From First Symptom To Treatment For Breast Cancer ñ An International Comparative Study (ICBPM4)
David WELLER, University of Edinburgh , United Kingdom
WORKING GROUP I. 3
, MENON U. 2
, JENSEN H. 1
, ZALOUNINA FALBORG A. 1
, VEDSTED P. 1
1 Research Unit for General Practice, Aarhus University, Aarhus, Denmark
2 Institute for Women's Health, University College London, London, United Kingdom
3 ICBP Module 4 Working Group, Cancer Research UK, London, United Kingdom
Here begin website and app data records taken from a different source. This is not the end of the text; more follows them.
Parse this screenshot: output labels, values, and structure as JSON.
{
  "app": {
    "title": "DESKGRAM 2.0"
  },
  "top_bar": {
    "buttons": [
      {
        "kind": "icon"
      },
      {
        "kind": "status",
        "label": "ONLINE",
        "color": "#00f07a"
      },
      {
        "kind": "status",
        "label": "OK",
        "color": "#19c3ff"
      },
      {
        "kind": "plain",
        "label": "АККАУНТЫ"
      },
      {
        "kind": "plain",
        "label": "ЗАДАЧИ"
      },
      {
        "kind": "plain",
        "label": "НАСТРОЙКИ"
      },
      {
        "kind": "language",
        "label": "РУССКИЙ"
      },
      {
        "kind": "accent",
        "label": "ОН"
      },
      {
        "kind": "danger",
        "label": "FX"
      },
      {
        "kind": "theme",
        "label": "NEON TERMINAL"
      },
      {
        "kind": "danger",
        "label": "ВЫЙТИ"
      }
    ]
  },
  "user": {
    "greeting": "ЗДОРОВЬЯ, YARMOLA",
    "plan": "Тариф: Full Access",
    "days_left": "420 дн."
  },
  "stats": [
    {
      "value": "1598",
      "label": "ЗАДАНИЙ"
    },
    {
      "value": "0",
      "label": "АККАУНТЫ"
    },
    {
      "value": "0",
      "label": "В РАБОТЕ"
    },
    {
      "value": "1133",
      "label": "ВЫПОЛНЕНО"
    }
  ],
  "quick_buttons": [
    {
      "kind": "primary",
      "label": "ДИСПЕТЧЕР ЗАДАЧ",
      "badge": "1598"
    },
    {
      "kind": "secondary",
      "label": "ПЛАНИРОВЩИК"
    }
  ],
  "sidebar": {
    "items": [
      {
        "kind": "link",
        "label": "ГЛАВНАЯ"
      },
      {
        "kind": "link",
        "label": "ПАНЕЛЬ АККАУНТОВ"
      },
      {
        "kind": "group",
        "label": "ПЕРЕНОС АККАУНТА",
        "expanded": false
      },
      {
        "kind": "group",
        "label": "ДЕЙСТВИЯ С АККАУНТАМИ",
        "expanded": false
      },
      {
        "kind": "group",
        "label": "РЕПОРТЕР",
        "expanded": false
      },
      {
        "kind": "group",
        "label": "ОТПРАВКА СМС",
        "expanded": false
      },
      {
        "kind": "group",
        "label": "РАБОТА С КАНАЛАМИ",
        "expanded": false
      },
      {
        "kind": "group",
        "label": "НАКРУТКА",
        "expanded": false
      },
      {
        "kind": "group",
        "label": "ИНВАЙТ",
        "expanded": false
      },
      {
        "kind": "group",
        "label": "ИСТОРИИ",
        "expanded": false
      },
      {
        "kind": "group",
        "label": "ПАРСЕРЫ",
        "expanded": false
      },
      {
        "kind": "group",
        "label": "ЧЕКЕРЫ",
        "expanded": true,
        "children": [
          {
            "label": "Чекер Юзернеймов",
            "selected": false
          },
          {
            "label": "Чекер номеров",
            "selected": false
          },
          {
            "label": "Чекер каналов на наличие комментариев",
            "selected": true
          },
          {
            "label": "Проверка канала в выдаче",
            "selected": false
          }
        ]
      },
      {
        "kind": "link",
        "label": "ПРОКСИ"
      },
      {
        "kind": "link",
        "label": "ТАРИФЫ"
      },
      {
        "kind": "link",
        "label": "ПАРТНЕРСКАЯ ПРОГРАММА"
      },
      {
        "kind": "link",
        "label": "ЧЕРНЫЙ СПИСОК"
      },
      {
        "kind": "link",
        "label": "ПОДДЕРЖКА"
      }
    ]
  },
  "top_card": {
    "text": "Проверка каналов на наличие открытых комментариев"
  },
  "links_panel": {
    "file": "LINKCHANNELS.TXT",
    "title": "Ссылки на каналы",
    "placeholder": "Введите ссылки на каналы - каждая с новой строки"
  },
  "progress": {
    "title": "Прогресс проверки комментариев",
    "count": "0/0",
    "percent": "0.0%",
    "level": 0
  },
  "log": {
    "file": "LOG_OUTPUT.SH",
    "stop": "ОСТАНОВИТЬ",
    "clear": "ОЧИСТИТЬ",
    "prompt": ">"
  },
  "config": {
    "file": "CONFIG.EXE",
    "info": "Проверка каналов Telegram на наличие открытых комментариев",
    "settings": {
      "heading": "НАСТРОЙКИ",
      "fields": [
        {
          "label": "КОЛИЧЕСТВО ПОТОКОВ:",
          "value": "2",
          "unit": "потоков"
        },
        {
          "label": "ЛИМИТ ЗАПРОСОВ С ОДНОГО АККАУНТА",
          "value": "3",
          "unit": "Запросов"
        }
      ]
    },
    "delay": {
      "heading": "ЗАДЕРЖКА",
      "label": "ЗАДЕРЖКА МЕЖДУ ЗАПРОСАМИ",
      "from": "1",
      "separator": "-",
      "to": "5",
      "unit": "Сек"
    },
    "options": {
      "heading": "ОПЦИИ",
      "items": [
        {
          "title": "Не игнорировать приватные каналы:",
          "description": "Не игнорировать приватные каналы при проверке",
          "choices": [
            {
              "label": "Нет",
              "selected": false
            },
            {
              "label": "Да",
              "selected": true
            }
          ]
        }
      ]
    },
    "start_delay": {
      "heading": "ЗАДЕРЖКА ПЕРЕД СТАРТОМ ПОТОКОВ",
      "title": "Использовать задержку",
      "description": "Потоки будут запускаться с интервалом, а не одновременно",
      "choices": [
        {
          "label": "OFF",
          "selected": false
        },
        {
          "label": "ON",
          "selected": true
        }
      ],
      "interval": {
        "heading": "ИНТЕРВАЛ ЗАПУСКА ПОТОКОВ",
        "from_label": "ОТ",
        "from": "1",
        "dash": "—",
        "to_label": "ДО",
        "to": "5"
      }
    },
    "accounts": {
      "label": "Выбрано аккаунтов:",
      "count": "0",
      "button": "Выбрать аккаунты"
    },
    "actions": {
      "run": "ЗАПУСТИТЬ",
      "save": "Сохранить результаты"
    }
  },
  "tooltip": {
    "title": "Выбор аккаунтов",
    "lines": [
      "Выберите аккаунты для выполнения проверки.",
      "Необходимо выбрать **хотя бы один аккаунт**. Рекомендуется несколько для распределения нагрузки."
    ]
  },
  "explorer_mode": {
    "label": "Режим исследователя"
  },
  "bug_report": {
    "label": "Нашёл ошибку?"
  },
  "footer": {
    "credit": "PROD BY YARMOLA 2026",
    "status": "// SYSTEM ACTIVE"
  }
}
Purpose: International differences in breast cancer survival and stage at diagnosis, reported previously by the International Cancer Benchmarking Partnership (ICBP), may be linked to differences in time intervals and routes to diagnosis. ICBP Module 4 reports the first international comparison of routes to diagnosis for breast cancer patients and the time intervals from symptom onset until the start of treatment. Data from ten jurisdictions across six countries (Canada, the UK, Norway, Sweden, Denmark and Australia) is included.
Methods: Patients were identified via cancer registries. Data on symptomatic and screened patients was collected – with a target of 200 symptomatic patients. Questionnaire data from patients’ primary care providers (PCPs) and specialists, as well as audit information from treatment records or databases, supplemented data from the patient questionnaire.
Routes to diagnosis and the key time intervals were estimated and compared using quantile regression.
Results: A total of 3,470 breast cancer patients diagnosed between May 2013 and November 2015 are included in the analyses. Preliminary analyses show that the main route to diagnosis was symptomatic presentation, most often to primary care, with half experiencing a lump.
The median patient interval ranged from 4 to 31 days. The primary care interval was short with a median of 0 days with a few important exceptions. For symptomatic women the median diagnostic interval ranged from 8 to 36 days and the median total interval from first symptom to treatment from 42 to 93 days between jurisdictions. The total interval was similar between jurisdictions when screen detected cases were included.
Conclusion: ICBM4 was able to demonstrate important differences in routes to diagnosis and time intervals between ten jurisdictions. Preliminary results will be presented at the conference.
Funding source: Provided by various sources from each participating jurisdiction.